> TASK OBJECTIVE: List each line of the data that holds the string "deaktivieren".

(PROVIDED RECORDS begins)

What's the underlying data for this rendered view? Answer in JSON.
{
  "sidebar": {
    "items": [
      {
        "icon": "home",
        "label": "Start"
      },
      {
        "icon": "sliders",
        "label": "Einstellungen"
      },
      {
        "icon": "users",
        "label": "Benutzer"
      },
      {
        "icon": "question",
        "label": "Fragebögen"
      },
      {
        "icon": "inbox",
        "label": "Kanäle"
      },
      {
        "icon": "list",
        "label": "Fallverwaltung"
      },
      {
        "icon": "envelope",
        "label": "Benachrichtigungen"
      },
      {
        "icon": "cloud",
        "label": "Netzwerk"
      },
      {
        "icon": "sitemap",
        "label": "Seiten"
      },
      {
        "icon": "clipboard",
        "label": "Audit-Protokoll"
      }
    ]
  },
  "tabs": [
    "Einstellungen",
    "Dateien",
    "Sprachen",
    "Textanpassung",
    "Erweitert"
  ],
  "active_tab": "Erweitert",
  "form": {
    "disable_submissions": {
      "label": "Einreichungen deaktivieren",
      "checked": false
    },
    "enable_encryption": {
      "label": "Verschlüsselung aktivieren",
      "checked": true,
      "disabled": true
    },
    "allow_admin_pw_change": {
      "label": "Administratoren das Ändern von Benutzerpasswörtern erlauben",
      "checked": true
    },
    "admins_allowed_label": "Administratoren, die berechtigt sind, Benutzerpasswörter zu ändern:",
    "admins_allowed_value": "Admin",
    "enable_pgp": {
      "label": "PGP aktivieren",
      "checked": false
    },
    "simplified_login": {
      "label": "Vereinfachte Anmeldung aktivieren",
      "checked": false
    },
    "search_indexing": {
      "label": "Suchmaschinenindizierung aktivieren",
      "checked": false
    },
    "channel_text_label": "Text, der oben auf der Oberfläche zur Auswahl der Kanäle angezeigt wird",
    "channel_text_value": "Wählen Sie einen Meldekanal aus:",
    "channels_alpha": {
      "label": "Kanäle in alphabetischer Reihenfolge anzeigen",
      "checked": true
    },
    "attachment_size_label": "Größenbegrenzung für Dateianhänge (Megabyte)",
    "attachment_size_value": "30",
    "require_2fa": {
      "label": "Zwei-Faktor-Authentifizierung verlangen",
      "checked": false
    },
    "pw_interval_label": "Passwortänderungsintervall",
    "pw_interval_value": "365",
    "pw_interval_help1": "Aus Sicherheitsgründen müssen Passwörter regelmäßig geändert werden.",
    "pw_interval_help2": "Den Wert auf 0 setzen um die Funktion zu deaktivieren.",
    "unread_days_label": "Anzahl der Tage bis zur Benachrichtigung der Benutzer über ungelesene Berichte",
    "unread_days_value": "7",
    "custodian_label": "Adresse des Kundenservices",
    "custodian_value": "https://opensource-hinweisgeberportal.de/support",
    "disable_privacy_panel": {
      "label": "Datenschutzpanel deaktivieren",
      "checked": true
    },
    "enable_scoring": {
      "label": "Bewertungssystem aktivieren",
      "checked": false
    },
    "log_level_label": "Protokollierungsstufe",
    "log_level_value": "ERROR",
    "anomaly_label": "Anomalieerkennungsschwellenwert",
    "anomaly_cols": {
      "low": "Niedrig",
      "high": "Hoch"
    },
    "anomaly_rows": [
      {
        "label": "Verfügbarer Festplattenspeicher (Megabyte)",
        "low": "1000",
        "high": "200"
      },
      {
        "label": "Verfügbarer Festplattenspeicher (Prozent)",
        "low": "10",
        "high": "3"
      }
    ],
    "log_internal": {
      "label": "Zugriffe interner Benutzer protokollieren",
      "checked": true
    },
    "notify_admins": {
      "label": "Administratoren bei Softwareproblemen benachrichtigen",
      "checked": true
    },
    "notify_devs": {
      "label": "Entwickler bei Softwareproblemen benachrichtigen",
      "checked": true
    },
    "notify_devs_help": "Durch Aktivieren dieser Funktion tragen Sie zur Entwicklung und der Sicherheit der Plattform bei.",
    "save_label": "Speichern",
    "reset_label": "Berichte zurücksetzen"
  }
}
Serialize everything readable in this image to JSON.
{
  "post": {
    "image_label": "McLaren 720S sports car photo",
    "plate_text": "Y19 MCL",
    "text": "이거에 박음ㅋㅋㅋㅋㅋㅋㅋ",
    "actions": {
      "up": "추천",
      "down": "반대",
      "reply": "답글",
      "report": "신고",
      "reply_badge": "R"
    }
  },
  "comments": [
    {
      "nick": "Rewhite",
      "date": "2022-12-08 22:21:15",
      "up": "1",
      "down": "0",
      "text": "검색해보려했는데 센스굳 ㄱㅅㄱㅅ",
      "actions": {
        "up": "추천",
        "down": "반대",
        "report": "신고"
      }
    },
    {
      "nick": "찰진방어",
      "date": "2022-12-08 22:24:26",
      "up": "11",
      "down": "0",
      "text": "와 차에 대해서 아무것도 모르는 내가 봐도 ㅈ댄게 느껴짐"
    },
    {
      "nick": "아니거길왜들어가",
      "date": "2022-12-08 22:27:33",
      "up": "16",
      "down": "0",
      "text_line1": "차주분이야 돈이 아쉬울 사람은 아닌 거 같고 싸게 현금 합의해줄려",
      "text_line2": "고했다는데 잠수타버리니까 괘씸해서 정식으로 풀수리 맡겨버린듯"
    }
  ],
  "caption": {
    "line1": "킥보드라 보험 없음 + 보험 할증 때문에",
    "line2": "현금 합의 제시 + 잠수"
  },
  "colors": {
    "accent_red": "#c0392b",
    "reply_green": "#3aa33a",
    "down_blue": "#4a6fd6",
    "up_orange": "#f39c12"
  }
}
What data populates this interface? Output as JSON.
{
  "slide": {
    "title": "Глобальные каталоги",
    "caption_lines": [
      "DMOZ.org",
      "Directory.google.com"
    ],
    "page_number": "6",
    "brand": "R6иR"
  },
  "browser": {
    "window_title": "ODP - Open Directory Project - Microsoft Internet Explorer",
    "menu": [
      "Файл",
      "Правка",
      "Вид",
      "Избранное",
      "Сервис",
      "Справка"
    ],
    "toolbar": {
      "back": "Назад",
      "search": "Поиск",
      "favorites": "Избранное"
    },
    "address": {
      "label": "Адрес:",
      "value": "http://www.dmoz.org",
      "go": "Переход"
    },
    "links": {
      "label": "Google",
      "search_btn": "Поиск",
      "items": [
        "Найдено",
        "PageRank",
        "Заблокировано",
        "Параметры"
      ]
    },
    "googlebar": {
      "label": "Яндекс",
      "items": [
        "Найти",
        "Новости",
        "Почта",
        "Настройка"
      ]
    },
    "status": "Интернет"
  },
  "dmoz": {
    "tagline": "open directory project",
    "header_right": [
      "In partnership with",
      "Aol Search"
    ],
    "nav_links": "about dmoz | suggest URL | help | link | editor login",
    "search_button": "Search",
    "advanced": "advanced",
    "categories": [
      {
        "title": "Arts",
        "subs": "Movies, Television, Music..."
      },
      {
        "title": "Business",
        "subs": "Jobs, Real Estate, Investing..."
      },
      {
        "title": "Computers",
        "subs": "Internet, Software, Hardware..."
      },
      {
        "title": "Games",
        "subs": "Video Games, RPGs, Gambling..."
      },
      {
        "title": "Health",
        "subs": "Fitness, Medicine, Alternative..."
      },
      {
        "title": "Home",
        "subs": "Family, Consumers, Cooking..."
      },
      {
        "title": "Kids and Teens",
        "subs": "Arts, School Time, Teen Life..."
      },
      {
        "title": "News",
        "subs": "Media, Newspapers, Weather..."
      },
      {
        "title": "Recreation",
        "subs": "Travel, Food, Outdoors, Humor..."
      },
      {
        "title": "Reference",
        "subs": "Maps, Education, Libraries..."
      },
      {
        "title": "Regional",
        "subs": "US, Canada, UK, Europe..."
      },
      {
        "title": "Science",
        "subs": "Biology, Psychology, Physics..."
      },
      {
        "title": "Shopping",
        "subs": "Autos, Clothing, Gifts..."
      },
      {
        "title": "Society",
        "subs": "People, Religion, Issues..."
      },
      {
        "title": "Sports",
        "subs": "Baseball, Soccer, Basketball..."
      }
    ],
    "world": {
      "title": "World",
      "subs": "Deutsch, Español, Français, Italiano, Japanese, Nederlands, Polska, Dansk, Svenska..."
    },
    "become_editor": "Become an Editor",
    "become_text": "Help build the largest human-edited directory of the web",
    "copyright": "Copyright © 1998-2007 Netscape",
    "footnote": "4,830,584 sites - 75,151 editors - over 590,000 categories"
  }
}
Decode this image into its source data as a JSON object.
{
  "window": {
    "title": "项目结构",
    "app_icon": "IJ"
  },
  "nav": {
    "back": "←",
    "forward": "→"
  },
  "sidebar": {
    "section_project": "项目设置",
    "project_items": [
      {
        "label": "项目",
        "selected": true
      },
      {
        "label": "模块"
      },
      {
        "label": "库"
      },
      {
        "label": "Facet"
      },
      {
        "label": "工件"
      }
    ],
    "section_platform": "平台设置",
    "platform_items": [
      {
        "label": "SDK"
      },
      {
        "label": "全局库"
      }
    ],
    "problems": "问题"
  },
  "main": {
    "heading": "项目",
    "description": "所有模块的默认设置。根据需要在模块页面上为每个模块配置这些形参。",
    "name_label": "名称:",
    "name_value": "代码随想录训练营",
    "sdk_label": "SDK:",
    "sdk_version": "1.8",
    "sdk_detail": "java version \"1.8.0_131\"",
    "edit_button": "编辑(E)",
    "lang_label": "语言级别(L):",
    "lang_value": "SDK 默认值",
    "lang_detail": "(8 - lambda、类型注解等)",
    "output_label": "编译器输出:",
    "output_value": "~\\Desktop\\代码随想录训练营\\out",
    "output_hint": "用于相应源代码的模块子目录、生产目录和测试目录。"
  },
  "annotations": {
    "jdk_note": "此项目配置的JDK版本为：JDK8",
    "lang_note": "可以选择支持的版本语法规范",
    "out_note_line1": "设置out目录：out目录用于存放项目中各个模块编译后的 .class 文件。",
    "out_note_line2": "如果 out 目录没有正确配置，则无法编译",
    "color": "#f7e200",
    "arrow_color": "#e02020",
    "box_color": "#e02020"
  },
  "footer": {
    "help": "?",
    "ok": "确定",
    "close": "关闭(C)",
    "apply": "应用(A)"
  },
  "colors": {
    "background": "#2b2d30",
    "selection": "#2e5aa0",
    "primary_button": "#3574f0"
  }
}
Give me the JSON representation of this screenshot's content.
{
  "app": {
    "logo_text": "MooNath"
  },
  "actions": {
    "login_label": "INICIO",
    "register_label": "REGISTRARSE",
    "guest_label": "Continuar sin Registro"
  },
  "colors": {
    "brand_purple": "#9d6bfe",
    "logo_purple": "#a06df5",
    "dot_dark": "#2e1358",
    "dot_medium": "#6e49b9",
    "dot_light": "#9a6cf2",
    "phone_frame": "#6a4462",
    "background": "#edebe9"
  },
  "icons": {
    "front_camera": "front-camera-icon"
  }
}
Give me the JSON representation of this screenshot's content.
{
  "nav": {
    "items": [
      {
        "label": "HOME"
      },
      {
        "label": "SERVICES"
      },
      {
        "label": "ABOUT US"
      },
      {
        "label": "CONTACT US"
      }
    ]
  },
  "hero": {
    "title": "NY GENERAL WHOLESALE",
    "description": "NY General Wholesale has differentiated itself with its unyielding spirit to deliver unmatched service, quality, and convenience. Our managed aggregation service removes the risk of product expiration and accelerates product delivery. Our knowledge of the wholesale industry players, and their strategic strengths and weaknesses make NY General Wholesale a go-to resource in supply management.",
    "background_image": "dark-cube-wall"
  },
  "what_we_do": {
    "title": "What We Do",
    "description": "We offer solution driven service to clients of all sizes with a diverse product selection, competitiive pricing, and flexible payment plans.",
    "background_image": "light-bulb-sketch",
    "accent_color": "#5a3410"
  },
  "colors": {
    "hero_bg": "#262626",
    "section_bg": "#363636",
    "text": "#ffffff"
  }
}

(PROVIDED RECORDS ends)

> YOUR RESPONSE:
      "label": "Einreichungen deaktivieren",
    "pw_interval_help2": "Den Wert auf 0 setzen um die Funktion zu deaktivieren.",
      "label": "Datenschutzpanel deaktivieren",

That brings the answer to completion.